* German 10-year yield at one-week low after US payroll data
* Greece’s 10-year government bond yields reach 3.77 pct
* Country expected to exit bailout in August
* Euro zone yields lower on inflation data (Updates prices)
By Abhinav Ramnarayan
LONDON, Jan 5 (Reuters) - Greece’s 10-year borrowing costs dropped to their lowest in 12 years on Friday, benefiting from expectations it will exit its bailout this year, underpinned by risk appetite and a tentative economic recovery.
Greece and its creditors in the euro zone reached a preliminary agreement last month that paves the way for the country to exit the latest rescue package - its third since 2010 - in August.
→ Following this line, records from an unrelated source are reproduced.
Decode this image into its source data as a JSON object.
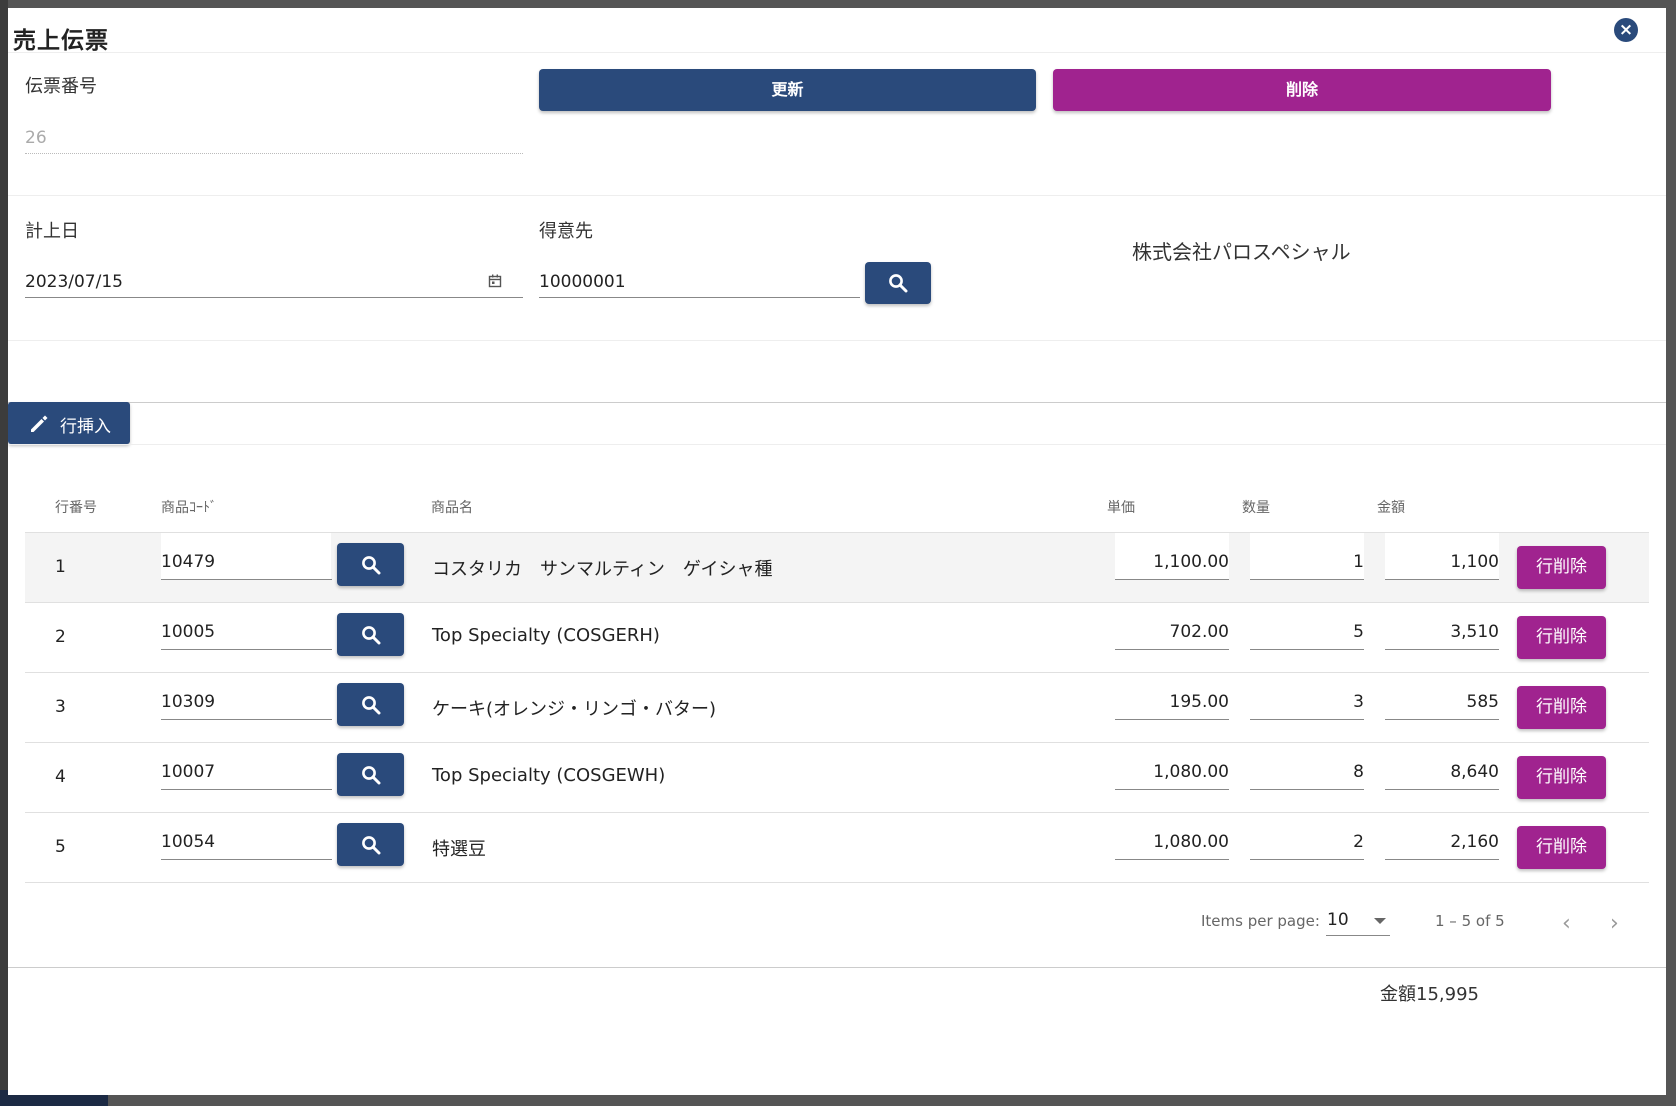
{
  "dialog": {
    "title": "売上伝票",
    "close_icon": "×"
  },
  "header": {
    "slip_number_label": "伝票番号",
    "slip_number_value": "26",
    "update_button": "更新",
    "delete_button": "削除"
  },
  "form": {
    "date_label": "計上日",
    "date_value": "2023/07/15",
    "customer_label": "得意先",
    "customer_code": "10000001",
    "customer_name": "株式会社パロスペシャル"
  },
  "toolbar": {
    "insert_row_button": "行挿入"
  },
  "table": {
    "columns": {
      "row_no": "行番号",
      "product_code": "商品ｺｰﾄﾞ",
      "product_name": "商品名",
      "unit_price": "単価",
      "quantity": "数量",
      "amount": "金額"
    },
    "delete_row_label": "行削除",
    "rows": [
      {
        "no": "1",
        "code": "10479",
        "name": "コスタリカ　サンマルティン　ゲイシャ種",
        "price": "1,100.00",
        "qty": "1",
        "amount": "1,100"
      },
      {
        "no": "2",
        "code": "10005",
        "name": "Top Specialty (COSGERH)",
        "price": "702.00",
        "qty": "5",
        "amount": "3,510"
      },
      {
        "no": "3",
        "code": "10309",
        "name": "ケーキ(オレンジ・リンゴ・バター)",
        "price": "195.00",
        "qty": "3",
        "amount": "585"
      },
      {
        "no": "4",
        "code": "10007",
        "name": "Top Specialty (COSGEWH)",
        "price": "1,080.00",
        "qty": "8",
        "amount": "8,640"
      },
      {
        "no": "5",
        "code": "10054",
        "name": "特選豆",
        "price": "1,080.00",
        "qty": "2",
        "amount": "2,160"
      }
    ]
  },
  "paginator": {
    "items_per_page_label": "Items per page:",
    "items_per_page_value": "10",
    "range_label": "1 – 5 of 5",
    "prev_icon": "‹",
    "next_icon": "›"
  },
  "footer": {
    "total": "金額15,995"
  },
  "colors": {
    "primary": "#2a4a7b",
    "danger": "#a0238f"
  }
}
That would cap a slowly strengthening recovery eight years, after Greece came close to defaulting on its debt and risked being kicked out of the single currency bloc.
Last year, the country returned to bond markets, raising hopes that it can again become financially independent.
“Greece’s fundamentals have been on the mend and investors have been looking at the yield pick-up they get from investing in that debt,” said DZ Bank strategist Christian Lenk.
“Also, a rising tide lifts all boats - with the euro zone economy doing so well, it’s a very ‘risk on’ environment and that is benefiting Greece.”
Greek manufacturing activity kept expanding in December as new orders grew at the fastest pace in over nine years, leading companies to increase hiring and production, a survey showed on Tuesday.
Having been among the best performing government bond assets in the euro zone in 2017, the yield on 10-year Greek government bonds dropped to its lowest level since February 2006 at 3.77 percent on Friday.
Short-dated Greek debt yields were also at multi-year lows: the country’s two-year borrowing costs fell to 1.47 percent and is now lower than the equivalent U.S. Treasury yield.
NOT OUT OF THE WOODS
But despite that vote of confidence, engineering a clean bailout break remains a challenge.
“The fact that EU creditors still hold over 80 percent of (Greek) debt will mean that they insist on continued austerity and reforms,” said Jennifer McKeown, an chief European economist at Capital Economics.
“These conditions will be very difficult for Greece to meet as the electorate struggles with high unemployment ... perhaps leading to a replay of the 2015 referendum (on bailout conditions).”
A messy default and euro zone exit still could not be ruled out, she said.
Most other euro zone government bonds yields were flat to lower, after data on Friday showed that euro zone inflation was 1.4 percent in December, well below the European Central Bank’s target of just below 2 percent.
Debt yields in southern Europe -- considered more dependent on ECB largesse - dropped 2 to 3 bps .
The yield on Germany’s 10-year government bond , the benchmark for the euro zone, hit a one-week low of 0.42 percent after data showed U.S. job growth slowed more than expected in December. It inched back to 0.44 percent in late trades.